British politicians suggest to scrap pensioner benefits to rebalance society
26 Apr 2019, 00:27 ( 1 Month ago)
A committee of House of Lords politicians said Thursday that benefits given to over 65s should be replaced with support for younger generations to deliver a fairer society.
According to the Intergenerational Fairness and Provision Committee, many pensioner households in Britain are now, on average, better off than their working age counterparts, both in terms of income after housing costs and overall household wealth, while young people were getting a raw deal in many areas.
The recommendation issued by the committee suggested an end to free bus travel and winter-fuel allowances for older people as well as the scrapping of television licences for the over 75s.
A triple-lock arrangement that has seen old-age pensions rise annually over inflation would also disappear, and older people who continue to work after the state retirement age would have to pay national insurance on their earnings.

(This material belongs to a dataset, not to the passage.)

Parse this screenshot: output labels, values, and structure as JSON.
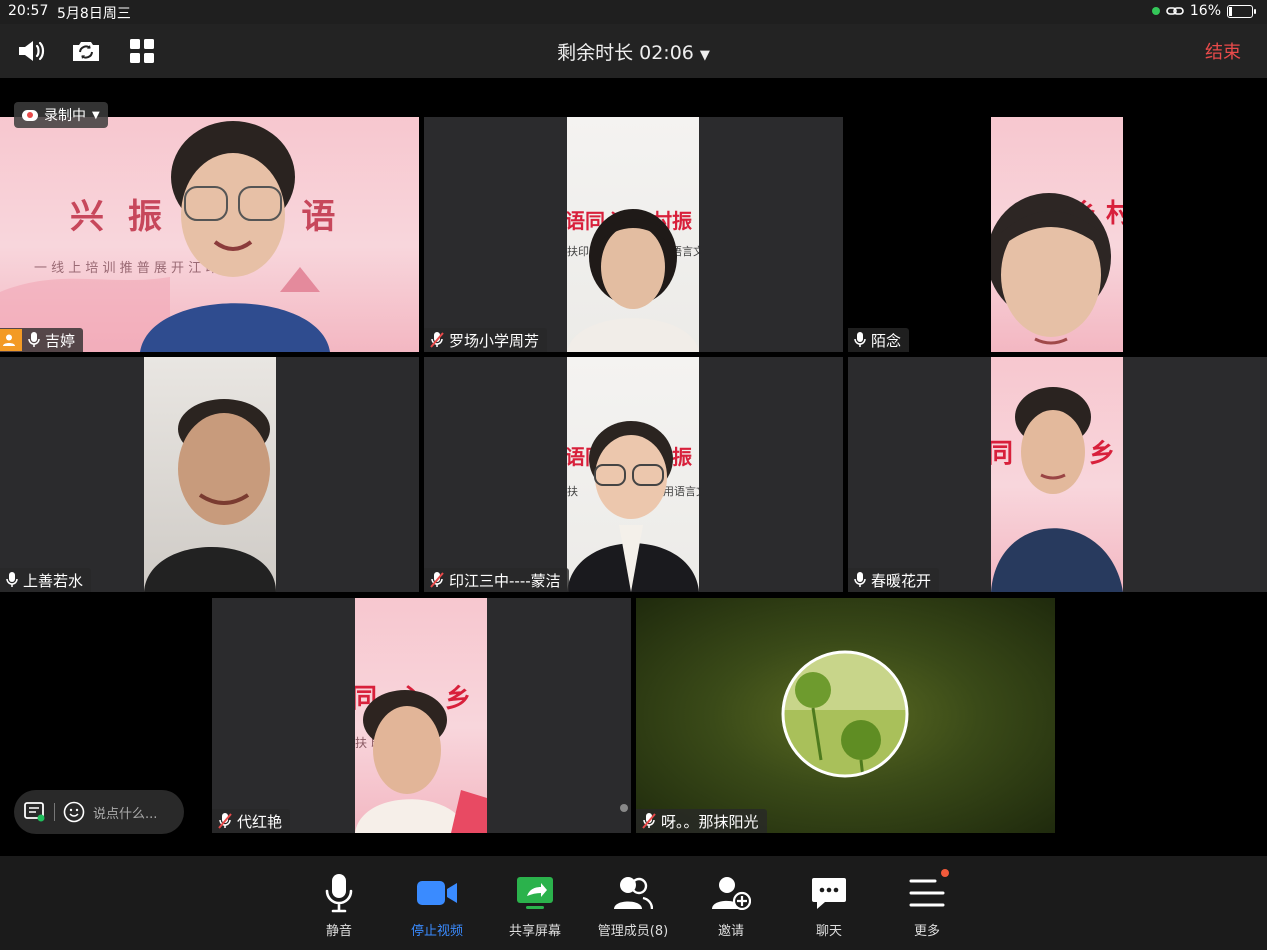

Lord True, chairman of the committee, said: "We found that intergenerational bonds are still strong, and the evidence suggested both young and older people recognise the contribution the other makes and the challenges they face.
"However, there is a risk that those connections could be undermined if the government does not get a grip on key issues such as access to housing, secure employment and fairness in tax and benefits."

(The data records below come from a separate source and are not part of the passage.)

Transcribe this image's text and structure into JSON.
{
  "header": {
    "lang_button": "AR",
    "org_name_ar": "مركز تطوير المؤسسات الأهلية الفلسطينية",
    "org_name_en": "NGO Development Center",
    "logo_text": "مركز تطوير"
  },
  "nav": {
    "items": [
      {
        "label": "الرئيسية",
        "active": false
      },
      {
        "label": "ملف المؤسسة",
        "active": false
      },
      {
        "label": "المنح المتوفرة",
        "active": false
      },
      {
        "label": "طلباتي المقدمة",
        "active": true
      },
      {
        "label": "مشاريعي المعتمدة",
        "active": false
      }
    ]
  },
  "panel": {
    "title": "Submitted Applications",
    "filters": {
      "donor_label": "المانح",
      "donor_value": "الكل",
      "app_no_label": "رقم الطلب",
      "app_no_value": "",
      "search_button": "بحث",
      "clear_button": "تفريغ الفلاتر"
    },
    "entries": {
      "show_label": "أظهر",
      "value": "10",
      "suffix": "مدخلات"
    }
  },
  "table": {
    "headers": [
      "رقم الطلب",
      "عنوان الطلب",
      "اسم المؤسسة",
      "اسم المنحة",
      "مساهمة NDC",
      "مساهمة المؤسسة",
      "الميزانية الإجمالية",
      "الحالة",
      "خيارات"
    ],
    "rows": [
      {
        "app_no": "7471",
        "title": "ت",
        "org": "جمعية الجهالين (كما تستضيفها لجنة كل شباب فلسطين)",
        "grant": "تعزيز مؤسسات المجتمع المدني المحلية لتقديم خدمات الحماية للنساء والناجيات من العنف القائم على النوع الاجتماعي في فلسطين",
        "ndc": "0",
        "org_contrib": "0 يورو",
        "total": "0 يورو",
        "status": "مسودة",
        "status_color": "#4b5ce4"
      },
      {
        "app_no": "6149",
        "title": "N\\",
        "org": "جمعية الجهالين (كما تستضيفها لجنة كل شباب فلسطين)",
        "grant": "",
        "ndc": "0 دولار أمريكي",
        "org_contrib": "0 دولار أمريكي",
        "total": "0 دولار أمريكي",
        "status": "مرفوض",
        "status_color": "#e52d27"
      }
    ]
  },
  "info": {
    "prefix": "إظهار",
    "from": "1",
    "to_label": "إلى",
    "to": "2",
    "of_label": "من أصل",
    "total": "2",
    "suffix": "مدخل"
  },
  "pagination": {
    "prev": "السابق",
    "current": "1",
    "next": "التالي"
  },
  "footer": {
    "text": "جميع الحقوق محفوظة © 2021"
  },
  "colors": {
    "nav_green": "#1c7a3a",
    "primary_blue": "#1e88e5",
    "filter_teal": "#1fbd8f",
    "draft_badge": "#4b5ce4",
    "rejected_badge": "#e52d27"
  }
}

The report has called on the government to take steps to deliver a fairer society by supporting younger people in the housing and employment market, and deliver better in-work training and lifelong learning to prepare the country for the coming 100-year lifespan.
The Centrer for Ageing Better warned against tinkering with existing benefits, saying pensioner poverty was increasing for the first time in a decade.
The national charity Age UK warned nearly a million older people in Britain were just one big bill away from financial disaster. It said government figures showed pensioner poverty numbers have increased, with two million pensioners now living in poverty and nearly a million saying they would be unable to pay an unexpected bill of 200 pounds.
Age UK director Caroline Abrahams said: "Young people may well need more help but we disagree that this should be at the expense of the older generation because this both underplays the extent of need among older people, and skates over the great difficulty of ensuring a targeted approach reaches those older people who are the most vulnerable."